Are Windows Registry Fixers Safe?

292

This post was originally published here by Kim Crawley.

Before I got into cybersecurity, I spent years as a technical support agent for Windows end users of Windstream, an American ISP. Although Windstream is an ISP, they also offered a general Windows client OS remote support service for their predominantly rural customers.


Many of my malware-related tickets were to fix problems caused by users who installed Trojans. A lot of Windows Trojans present themselves as useful utilities such as drefragmentation tools, registry fixers, and ironically, antivirus software.

The Windows registry has been a component of every client version of Windows from 3.1 to 10. It’s how the platform organizes low level configuration settings, and the settings of many first and third party Windows applications. I think of Windows registry keys as the rough equivalent of .conf files in Linux and UNIX based OSes, but with a set hierarchy.

The Windows Registry editor can be launched in Windows by executing “regedit” from the Run menu. The program is hidden from the GUI, perhaps as a way of preventing users who may not know what they’re doing from making changes that might break their operating system.

Whether or not Windows registry fixing utilities are actually useful is a controversial topic.

According to Malwarebytes Labs, Registry cleaners are “digital snake oil.” They believe that making changes to the registry with those utilities at best make improvements that are so subtle that they’re barely perceivable, and at worst do harm that can be significant enough to require a complete reinstallation of Windows. If users believe that their Windows performance is improved after running a utility, it’s a placebo effect.

BleepingComputer.com says there’s no statistical evidence of the performance improvement claims of registry utility vendors. Each vendor has different criteria for what constitutes a “bad entry.” Some utilities don’t make a backup of the registry before making changes to it, so if something bad is done it cannot be easily reversed. Removing registry entries can make malware removal more difficult, and the usefulness of making changes to the Registry is overrated and can be dangerous.

Microsoft Support’s official statement on third party registry utilities is that they don’t recommend their use. They aren’t liable for problems caused by those applications, but if one is used, they recommend backing up the registry first.

There are a lot of third-party applications that advertise themselves as registry fixing utilities that can be downloaded from the internet. They cannot all be malware, but I suspect that some of them are.
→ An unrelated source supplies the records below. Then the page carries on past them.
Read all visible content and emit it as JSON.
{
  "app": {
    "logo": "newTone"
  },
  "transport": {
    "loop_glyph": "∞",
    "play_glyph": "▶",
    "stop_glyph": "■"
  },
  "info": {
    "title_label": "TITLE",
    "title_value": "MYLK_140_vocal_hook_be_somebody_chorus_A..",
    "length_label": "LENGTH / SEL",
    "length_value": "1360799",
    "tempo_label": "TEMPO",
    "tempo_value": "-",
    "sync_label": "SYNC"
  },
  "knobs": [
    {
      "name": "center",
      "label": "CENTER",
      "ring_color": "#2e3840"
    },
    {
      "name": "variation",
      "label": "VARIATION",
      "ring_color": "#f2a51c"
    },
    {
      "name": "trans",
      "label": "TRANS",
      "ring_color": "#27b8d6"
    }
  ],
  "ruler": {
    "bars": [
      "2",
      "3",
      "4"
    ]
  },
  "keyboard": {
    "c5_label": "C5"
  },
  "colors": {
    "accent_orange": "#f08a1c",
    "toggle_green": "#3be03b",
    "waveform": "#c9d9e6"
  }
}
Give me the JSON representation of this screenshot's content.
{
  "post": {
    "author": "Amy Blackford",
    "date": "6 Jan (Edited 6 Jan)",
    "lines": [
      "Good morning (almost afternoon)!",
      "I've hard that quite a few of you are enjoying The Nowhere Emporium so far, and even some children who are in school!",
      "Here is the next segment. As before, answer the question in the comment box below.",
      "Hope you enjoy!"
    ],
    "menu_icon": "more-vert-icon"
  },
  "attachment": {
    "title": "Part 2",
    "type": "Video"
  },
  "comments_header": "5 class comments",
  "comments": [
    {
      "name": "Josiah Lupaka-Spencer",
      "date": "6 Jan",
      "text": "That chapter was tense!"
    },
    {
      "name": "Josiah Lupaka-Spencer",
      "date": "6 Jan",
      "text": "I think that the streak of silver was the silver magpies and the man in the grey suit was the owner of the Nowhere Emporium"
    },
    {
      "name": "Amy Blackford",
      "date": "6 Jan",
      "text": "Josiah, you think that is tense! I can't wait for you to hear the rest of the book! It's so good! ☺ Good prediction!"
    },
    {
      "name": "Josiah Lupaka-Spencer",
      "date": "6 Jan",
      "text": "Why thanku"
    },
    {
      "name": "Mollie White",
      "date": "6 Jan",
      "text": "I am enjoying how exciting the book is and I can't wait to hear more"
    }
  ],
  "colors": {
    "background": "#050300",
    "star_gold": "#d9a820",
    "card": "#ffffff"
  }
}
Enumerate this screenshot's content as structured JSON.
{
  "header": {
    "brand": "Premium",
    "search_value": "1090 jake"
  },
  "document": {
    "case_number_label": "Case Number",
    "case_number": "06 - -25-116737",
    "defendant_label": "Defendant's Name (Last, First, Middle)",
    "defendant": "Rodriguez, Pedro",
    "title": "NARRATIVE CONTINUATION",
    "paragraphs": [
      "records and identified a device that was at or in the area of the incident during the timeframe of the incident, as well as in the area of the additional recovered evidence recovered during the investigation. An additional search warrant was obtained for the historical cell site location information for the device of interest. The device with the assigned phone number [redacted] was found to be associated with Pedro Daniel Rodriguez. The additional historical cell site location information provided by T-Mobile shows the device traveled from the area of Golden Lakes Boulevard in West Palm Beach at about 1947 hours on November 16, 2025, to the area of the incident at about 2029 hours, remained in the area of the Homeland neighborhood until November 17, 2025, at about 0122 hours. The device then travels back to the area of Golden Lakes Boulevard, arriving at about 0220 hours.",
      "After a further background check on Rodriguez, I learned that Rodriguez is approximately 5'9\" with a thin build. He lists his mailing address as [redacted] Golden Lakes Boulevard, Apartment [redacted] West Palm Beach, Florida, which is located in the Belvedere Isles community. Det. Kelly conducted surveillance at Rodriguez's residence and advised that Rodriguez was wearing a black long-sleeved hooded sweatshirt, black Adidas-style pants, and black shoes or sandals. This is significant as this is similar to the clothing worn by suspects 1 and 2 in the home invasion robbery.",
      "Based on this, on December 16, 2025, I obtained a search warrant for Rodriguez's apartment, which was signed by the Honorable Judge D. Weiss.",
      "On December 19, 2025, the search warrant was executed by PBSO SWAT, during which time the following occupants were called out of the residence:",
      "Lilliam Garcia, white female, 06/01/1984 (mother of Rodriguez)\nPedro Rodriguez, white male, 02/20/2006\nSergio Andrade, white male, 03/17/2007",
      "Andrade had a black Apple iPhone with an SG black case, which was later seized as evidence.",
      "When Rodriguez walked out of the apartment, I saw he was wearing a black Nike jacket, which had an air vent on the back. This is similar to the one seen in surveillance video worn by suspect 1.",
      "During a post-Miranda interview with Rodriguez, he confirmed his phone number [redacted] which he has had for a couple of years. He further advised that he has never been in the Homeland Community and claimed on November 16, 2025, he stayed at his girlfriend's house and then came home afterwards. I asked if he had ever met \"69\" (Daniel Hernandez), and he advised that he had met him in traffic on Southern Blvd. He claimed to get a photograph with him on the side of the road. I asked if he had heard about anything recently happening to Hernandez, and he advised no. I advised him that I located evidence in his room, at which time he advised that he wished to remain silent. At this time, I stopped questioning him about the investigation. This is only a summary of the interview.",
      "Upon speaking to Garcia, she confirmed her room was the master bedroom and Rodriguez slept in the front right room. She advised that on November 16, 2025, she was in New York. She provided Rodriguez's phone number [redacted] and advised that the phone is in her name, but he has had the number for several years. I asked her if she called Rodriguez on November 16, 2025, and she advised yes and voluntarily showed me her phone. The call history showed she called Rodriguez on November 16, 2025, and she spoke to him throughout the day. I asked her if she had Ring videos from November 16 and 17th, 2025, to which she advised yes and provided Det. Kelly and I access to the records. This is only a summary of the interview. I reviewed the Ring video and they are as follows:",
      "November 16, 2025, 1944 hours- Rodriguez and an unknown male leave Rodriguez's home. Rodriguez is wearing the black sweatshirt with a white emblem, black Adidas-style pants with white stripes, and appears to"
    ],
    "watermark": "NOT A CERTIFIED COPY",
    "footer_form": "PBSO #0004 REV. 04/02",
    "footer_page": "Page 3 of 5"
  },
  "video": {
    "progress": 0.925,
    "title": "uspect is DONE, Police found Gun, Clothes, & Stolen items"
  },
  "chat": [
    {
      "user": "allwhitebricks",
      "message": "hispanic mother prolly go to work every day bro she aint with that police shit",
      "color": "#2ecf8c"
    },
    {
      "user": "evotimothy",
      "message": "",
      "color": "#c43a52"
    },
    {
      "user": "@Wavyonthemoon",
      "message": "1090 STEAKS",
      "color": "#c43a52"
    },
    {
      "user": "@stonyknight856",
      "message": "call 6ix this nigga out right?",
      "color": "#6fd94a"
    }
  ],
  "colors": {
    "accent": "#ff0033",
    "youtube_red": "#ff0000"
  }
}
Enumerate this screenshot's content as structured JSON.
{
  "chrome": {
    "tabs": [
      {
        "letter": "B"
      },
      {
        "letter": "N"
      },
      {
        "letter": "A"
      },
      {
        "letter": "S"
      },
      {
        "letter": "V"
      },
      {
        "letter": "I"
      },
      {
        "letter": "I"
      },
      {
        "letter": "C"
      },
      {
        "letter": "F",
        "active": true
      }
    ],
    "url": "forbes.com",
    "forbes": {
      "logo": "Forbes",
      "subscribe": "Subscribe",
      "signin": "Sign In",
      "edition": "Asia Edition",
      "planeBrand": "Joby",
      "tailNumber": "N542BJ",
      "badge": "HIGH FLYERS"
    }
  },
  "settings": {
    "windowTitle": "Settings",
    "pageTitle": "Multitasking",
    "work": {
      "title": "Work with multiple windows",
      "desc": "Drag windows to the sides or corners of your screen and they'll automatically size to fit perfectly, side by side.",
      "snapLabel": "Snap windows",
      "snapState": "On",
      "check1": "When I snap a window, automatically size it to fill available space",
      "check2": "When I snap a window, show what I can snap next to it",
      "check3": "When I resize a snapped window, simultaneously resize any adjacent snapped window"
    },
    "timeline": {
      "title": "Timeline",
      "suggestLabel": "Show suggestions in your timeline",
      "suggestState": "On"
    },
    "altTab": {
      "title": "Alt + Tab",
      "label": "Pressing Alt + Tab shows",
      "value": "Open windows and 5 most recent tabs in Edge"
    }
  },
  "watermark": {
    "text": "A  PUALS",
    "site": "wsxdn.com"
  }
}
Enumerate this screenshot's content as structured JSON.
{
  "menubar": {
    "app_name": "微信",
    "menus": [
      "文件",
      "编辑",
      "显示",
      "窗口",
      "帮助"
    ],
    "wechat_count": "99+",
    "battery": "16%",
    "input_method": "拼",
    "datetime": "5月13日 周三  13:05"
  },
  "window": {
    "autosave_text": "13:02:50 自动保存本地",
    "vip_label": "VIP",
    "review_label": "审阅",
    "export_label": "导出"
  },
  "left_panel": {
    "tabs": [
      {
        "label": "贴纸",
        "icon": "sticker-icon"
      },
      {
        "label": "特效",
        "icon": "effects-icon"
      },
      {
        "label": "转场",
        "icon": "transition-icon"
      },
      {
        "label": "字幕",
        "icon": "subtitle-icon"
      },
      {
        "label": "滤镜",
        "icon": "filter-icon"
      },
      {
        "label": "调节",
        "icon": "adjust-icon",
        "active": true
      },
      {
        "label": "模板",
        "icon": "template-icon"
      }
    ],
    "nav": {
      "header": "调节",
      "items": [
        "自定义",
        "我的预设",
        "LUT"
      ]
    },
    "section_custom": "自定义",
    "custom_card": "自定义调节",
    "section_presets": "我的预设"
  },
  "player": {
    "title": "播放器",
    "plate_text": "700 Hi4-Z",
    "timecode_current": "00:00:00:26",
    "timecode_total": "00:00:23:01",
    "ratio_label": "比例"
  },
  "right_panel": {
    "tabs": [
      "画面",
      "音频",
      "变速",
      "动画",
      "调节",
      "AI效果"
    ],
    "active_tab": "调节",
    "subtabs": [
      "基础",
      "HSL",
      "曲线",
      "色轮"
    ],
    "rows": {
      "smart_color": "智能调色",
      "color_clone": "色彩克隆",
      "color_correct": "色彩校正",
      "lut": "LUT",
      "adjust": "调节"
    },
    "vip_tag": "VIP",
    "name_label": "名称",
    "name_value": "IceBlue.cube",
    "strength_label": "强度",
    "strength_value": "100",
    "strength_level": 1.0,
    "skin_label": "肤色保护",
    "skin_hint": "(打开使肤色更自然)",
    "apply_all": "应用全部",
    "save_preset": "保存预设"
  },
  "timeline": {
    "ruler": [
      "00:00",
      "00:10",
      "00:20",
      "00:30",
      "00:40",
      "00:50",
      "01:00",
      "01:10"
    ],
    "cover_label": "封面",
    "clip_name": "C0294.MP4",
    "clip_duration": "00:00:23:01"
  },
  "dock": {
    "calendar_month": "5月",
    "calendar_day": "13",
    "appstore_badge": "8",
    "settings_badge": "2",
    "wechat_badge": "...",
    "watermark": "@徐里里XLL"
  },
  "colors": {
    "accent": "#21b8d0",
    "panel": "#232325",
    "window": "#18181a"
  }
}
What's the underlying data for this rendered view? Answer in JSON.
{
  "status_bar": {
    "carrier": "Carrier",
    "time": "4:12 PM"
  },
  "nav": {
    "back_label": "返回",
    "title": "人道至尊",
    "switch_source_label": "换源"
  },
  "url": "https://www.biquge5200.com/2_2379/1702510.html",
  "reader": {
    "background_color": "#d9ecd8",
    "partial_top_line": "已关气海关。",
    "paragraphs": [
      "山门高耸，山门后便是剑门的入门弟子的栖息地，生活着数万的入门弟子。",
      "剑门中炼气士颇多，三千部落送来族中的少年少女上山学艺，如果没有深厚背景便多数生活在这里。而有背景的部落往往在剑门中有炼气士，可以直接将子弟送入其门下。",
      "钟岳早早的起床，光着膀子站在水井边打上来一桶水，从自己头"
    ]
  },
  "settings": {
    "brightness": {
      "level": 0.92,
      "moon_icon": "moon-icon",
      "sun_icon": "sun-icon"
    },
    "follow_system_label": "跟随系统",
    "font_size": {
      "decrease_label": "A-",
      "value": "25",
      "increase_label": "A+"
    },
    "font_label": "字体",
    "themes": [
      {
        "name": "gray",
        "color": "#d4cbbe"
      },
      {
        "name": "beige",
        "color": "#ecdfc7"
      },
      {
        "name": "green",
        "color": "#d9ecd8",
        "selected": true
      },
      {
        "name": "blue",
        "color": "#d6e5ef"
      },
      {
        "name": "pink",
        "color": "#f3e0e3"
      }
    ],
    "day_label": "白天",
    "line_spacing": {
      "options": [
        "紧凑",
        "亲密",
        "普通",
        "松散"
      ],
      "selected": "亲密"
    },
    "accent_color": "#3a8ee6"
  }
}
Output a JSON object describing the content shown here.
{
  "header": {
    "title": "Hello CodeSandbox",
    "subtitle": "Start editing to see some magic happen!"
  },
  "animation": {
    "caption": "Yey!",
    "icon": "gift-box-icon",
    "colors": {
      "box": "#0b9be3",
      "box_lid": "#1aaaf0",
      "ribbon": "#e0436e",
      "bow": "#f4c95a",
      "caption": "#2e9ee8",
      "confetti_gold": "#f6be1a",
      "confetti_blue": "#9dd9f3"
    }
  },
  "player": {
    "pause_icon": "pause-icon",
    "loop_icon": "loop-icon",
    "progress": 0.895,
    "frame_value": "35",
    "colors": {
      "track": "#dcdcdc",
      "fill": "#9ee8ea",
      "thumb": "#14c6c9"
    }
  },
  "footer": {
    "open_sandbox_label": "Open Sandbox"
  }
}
I decided to do a little experiment of my own, to see if any popular registry utilities might threaten the security of Windows PCs.

Experiment Methodology

I installed a virtual machine of Windows 10 Pro with Oracle VirtualBox under Kubuntu Linux. I gave my VM a 32GB virtual disk, and 2GB of RAM. I used all of the default settings during the installation process.

Photo:WallpaperSafari